--- Data to use Enclosed Below ---

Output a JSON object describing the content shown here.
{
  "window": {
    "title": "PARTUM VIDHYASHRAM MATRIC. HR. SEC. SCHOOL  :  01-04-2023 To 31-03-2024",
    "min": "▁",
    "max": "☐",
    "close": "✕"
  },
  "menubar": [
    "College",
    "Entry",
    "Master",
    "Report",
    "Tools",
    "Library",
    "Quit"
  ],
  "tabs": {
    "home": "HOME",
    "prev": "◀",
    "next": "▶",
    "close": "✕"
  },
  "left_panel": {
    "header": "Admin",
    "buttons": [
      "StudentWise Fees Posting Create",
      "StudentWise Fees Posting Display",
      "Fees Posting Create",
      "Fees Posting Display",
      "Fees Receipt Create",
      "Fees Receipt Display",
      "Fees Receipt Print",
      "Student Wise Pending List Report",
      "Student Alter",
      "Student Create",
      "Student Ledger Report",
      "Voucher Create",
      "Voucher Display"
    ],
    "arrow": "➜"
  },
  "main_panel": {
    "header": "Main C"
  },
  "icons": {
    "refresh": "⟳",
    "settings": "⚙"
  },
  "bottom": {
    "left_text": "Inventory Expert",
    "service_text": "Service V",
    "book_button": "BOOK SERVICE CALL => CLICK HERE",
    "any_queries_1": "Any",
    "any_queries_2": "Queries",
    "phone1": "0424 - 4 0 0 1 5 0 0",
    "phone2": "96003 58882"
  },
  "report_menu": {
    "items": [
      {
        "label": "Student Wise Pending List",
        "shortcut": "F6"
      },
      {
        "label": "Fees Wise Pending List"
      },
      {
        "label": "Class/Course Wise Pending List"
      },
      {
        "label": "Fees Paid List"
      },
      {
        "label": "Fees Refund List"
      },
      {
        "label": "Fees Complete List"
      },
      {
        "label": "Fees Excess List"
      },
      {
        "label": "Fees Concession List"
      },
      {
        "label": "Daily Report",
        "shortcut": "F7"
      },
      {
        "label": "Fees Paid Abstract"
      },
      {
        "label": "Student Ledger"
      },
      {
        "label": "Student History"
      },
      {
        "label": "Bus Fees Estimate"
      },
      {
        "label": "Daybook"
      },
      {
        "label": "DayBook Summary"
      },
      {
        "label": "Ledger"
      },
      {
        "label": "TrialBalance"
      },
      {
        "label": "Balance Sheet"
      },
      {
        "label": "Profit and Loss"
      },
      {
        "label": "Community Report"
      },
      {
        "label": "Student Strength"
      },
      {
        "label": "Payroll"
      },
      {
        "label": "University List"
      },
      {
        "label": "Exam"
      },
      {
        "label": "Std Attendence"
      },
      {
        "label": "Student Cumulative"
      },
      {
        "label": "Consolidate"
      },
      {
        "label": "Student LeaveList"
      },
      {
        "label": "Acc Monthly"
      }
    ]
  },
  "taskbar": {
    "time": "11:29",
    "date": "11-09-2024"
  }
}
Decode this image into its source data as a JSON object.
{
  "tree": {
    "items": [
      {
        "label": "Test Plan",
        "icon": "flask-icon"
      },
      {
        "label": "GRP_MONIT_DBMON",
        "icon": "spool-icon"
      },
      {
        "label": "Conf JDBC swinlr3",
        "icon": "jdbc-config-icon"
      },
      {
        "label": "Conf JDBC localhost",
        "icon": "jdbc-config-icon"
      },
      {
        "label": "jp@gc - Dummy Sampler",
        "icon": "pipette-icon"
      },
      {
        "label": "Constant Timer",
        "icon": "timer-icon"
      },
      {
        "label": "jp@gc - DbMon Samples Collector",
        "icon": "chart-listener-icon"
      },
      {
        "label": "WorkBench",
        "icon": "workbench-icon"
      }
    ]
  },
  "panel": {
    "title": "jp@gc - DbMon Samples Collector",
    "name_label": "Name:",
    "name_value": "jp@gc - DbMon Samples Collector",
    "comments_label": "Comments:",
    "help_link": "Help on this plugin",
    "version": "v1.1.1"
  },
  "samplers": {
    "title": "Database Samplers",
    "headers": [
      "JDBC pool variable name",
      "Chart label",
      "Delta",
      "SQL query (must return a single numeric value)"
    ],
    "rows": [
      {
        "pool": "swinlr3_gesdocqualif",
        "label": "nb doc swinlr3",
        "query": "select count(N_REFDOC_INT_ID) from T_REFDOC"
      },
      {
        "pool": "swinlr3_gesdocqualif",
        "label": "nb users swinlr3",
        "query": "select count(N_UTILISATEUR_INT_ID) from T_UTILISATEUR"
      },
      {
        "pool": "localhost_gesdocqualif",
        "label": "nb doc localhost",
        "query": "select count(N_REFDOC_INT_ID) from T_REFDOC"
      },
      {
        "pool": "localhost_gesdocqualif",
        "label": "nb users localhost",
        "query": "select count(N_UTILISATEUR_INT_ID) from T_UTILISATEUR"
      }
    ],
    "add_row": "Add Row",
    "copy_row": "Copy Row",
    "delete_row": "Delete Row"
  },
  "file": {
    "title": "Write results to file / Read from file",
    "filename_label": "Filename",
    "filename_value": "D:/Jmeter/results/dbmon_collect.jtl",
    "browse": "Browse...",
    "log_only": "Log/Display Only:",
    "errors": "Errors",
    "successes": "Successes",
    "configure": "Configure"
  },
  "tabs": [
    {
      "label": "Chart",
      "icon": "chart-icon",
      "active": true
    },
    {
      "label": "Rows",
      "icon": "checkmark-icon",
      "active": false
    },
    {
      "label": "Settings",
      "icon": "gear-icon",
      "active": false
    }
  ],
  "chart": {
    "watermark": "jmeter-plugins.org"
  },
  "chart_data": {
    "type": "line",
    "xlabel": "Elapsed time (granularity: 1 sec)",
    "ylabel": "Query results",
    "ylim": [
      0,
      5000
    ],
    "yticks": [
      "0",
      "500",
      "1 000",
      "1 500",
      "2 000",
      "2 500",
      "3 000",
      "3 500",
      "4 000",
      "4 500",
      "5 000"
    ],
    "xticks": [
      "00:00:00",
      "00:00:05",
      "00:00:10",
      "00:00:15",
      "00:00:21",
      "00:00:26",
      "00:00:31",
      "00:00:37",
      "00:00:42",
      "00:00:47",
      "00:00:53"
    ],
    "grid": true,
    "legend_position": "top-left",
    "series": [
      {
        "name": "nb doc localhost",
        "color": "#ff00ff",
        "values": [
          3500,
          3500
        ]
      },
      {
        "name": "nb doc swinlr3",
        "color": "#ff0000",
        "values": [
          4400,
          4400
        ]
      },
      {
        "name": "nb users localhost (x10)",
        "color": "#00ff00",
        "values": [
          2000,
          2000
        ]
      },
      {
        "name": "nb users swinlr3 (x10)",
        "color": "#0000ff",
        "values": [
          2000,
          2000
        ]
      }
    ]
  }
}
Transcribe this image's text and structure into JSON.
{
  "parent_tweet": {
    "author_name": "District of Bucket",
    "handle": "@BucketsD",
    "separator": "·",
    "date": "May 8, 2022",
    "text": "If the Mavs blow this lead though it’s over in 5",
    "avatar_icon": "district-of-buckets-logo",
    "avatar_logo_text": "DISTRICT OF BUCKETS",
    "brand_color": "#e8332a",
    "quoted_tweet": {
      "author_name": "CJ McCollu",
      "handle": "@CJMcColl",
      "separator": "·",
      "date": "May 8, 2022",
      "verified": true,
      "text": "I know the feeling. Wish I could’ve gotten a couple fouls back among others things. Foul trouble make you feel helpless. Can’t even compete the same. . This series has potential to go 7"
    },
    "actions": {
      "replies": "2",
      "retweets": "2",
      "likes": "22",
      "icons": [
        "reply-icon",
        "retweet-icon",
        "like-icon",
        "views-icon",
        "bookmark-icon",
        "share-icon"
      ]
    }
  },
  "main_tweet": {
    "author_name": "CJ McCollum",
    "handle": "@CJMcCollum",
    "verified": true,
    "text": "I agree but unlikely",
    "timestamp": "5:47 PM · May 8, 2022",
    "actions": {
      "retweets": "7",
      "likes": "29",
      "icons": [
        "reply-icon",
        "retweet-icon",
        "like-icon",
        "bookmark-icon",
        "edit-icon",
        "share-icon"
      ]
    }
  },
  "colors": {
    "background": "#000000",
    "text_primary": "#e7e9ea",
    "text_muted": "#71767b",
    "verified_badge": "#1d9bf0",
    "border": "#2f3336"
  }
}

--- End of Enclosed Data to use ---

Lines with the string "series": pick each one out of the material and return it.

*Response area*.
    "series": [
      "text": "I know the feeling. Wish I could’ve gotten a couple fouls back among others things. Foul trouble make you feel helpless. Can’t even compete the same. . This series has potential to go 7"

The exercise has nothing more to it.